### PROBLEM REQUIREMENTS
Every record below should be copied exactly, with the pictures left out.

### RECORD EXTRACTS
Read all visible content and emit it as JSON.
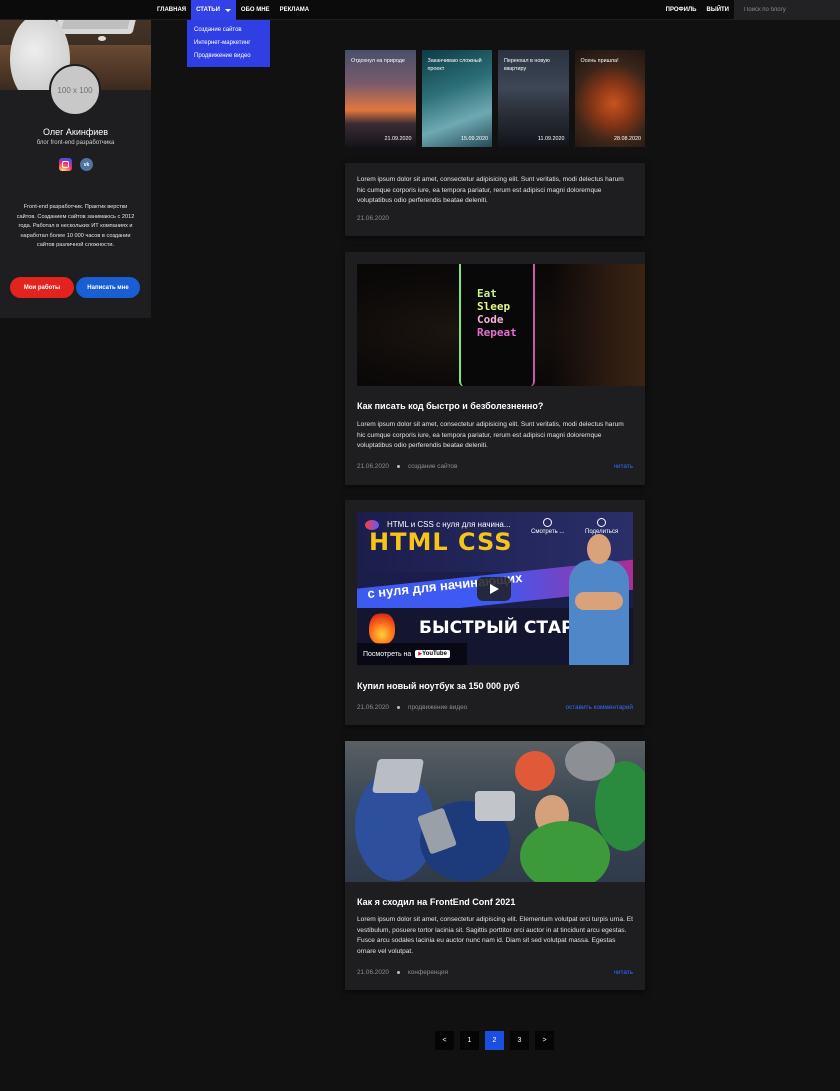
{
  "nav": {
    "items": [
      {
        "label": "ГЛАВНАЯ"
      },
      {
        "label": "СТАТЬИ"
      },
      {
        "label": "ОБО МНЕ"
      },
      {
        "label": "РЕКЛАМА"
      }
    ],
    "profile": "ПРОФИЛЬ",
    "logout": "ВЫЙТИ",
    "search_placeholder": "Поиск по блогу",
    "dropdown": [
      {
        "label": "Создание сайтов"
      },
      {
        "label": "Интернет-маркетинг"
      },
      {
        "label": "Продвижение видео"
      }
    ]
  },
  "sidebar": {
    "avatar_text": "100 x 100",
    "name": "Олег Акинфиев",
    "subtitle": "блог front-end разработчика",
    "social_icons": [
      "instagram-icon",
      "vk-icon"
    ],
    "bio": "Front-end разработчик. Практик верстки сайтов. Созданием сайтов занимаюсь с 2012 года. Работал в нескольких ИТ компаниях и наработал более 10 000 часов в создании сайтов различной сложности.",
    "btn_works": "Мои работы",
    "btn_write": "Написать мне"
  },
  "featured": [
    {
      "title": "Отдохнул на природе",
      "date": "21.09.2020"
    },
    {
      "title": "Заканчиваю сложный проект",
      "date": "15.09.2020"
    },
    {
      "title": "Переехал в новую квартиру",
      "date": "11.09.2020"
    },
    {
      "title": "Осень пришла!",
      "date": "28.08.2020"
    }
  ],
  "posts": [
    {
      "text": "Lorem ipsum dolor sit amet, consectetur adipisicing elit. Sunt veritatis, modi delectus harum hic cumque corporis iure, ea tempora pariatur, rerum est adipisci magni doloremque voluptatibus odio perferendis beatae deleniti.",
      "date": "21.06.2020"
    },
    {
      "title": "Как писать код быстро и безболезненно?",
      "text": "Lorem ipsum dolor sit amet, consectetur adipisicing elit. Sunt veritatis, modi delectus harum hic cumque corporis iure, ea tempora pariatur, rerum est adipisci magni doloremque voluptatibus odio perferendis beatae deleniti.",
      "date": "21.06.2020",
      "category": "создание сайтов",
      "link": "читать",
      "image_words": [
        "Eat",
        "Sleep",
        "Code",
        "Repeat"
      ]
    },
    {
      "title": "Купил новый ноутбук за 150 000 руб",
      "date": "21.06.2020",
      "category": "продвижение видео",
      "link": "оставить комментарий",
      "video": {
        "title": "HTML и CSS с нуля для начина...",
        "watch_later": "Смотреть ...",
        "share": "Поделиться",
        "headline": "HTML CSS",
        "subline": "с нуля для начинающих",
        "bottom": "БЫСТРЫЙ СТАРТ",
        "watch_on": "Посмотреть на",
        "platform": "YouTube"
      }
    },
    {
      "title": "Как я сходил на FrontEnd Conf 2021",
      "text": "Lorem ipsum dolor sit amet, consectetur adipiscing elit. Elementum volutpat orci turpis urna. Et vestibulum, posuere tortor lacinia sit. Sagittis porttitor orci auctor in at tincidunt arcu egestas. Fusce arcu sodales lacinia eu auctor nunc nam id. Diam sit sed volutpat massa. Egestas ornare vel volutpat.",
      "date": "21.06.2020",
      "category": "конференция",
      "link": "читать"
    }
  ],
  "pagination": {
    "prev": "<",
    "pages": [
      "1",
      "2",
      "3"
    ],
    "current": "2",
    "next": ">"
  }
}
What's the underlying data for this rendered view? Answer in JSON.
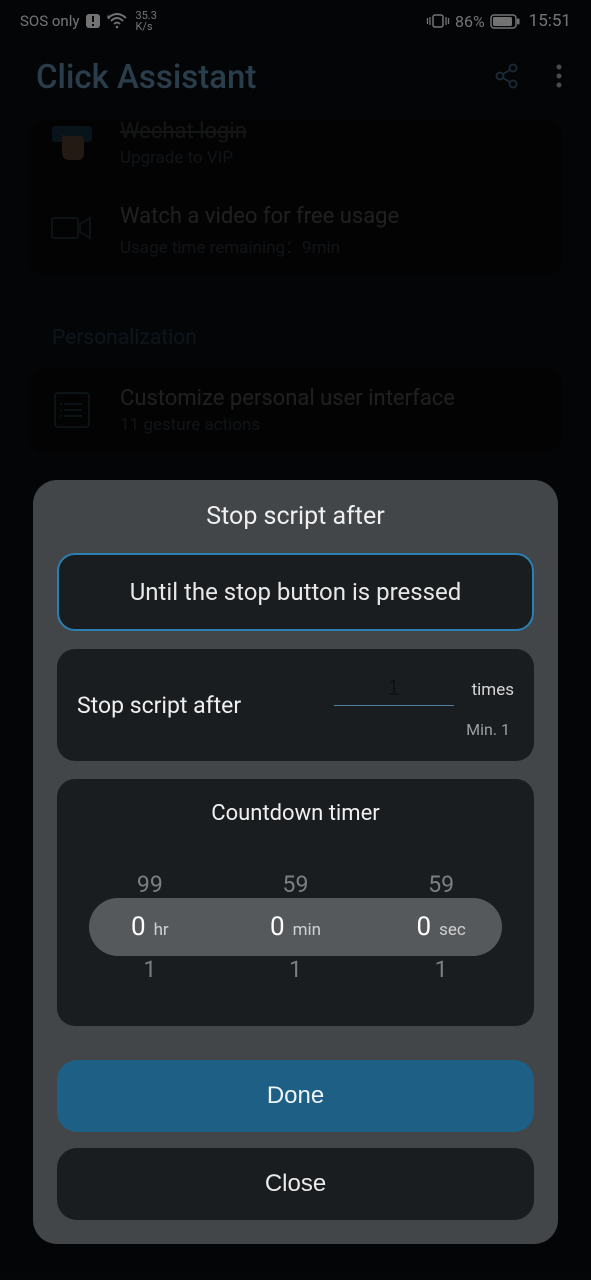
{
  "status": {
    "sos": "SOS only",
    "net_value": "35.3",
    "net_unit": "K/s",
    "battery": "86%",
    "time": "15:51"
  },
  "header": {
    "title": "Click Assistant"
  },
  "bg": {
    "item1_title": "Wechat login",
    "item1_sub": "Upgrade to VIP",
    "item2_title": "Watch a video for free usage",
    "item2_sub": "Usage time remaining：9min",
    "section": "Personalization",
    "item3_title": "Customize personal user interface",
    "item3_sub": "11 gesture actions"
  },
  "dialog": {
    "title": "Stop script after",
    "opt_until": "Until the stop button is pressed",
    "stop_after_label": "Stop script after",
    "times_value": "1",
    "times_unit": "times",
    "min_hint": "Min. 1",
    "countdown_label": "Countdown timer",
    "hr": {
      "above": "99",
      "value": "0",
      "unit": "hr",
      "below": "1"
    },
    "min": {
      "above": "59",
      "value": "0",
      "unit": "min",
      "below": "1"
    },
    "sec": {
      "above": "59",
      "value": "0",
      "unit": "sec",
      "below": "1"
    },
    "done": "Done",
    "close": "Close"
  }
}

### SOLUTION FOR THIS EXERCISE
Read all visible content and emit it as JSON.
{
  "nav": {
    "items": [
      {
        "label": "ГЛАВНАЯ"
      },
      {
        "label": "СТАТЬИ"
      },
      {
        "label": "ОБО МНЕ"
      },
      {
        "label": "РЕКЛАМА"
      }
    ],
    "profile": "ПРОФИЛЬ",
    "logout": "ВЫЙТИ",
    "search_placeholder": "Поиск по блогу",
    "dropdown": [
      {
        "label": "Создание сайтов"
      },
      {
        "label": "Интернет-маркетинг"
      },
      {
        "label": "Продвижение видео"
      }
    ]
  },
  "sidebar": {
    "avatar_text": "100 x 100",
    "name": "Олег Акинфиев",
    "subtitle": "блог front-end разработчика",
    "social_icons": [
      "instagram-icon",
      "vk-icon"
    ],
    "bio": "Front-end разработчик. Практик верстки сайтов. Созданием сайтов занимаюсь с 2012 года. Работал в нескольких ИТ компаниях и наработал более 10 000 часов в создании сайтов различной сложности.",
    "btn_works": "Мои работы",
    "btn_write": "Написать мне"
  },
  "featured": [
    {
      "title": "Отдохнул на природе",
      "date": "21.09.2020"
    },
    {
      "title": "Заканчиваю сложный проект",
      "date": "15.09.2020"
    },
    {
      "title": "Переехал в новую квартиру",
      "date": "11.09.2020"
    },
    {
      "title": "Осень пришла!",
      "date": "28.08.2020"
    }
  ],
  "posts": [
    {
      "text": "Lorem ipsum dolor sit amet, consectetur adipisicing elit. Sunt veritatis, modi delectus harum hic cumque corporis iure, ea tempora pariatur, rerum est adipisci magni doloremque voluptatibus odio perferendis beatae deleniti.",
      "date": "21.06.2020"
    },
    {
      "title": "Как писать код быстро и безболезненно?",
      "text": "Lorem ipsum dolor sit amet, consectetur adipisicing elit. Sunt veritatis, modi delectus harum hic cumque corporis iure, ea tempora pariatur, rerum est adipisci magni doloremque voluptatibus odio perferendis beatae deleniti.",
      "date": "21.06.2020",
      "category": "создание сайтов",
      "link": "читать",
      "image_words": [
        "Eat",
        "Sleep",
        "Code",
        "Repeat"
      ]
    },
    {
      "title": "Купил новый ноутбук за 150 000 руб",
      "date": "21.06.2020",
      "category": "продвижение видео",
      "link": "оставить комментарий",
      "video": {
        "title": "HTML и CSS с нуля для начина...",
        "watch_later": "Смотреть ...",
        "share": "Поделиться",
        "headline": "HTML CSS",
        "subline": "с нуля для начинающих",
        "bottom": "БЫСТРЫЙ СТАРТ",
        "watch_on": "Посмотреть на",
        "platform": "YouTube"
      }
    },
    {
      "title": "Как я сходил на FrontEnd Conf 2021",
      "text": "Lorem ipsum dolor sit amet, consectetur adipiscing elit. Elementum volutpat orci turpis urna. Et vestibulum, posuere tortor lacinia sit. Sagittis porttitor orci auctor in at tincidunt arcu egestas. Fusce arcu sodales lacinia eu auctor nunc nam id. Diam sit sed volutpat massa. Egestas ornare vel volutpat.",
      "date": "21.06.2020",
      "category": "конференция",
      "link": "читать"
    }
  ],
  "pagination": {
    "prev": "<",
    "pages": [
      "1",
      "2",
      "3"
    ],
    "current": "2",
    "next": ">"
  }
}
What's the underlying data for this rendered view? Answer in JSON.
{
  "status": {
    "sos": "SOS only",
    "net_value": "35.3",
    "net_unit": "K/s",
    "battery": "86%",
    "time": "15:51"
  },
  "header": {
    "title": "Click Assistant"
  },
  "bg": {
    "item1_title": "Wechat login",
    "item1_sub": "Upgrade to VIP",
    "item2_title": "Watch a video for free usage",
    "item2_sub": "Usage time remaining：9min",
    "section": "Personalization",
    "item3_title": "Customize personal user interface",
    "item3_sub": "11 gesture actions"
  },
  "dialog": {
    "title": "Stop script after",
    "opt_until": "Until the stop button is pressed",
    "stop_after_label": "Stop script after",
    "times_value": "1",
    "times_unit": "times",
    "min_hint": "Min. 1",
    "countdown_label": "Countdown timer",
    "hr": {
      "above": "99",
      "value": "0",
      "unit": "hr",
      "below": "1"
    },
    "min": {
      "above": "59",
      "value": "0",
      "unit": "min",
      "below": "1"
    },
    "sec": {
      "above": "59",
      "value": "0",
      "unit": "sec",
      "below": "1"
    },
    "done": "Done",
    "close": "Close"
  }
}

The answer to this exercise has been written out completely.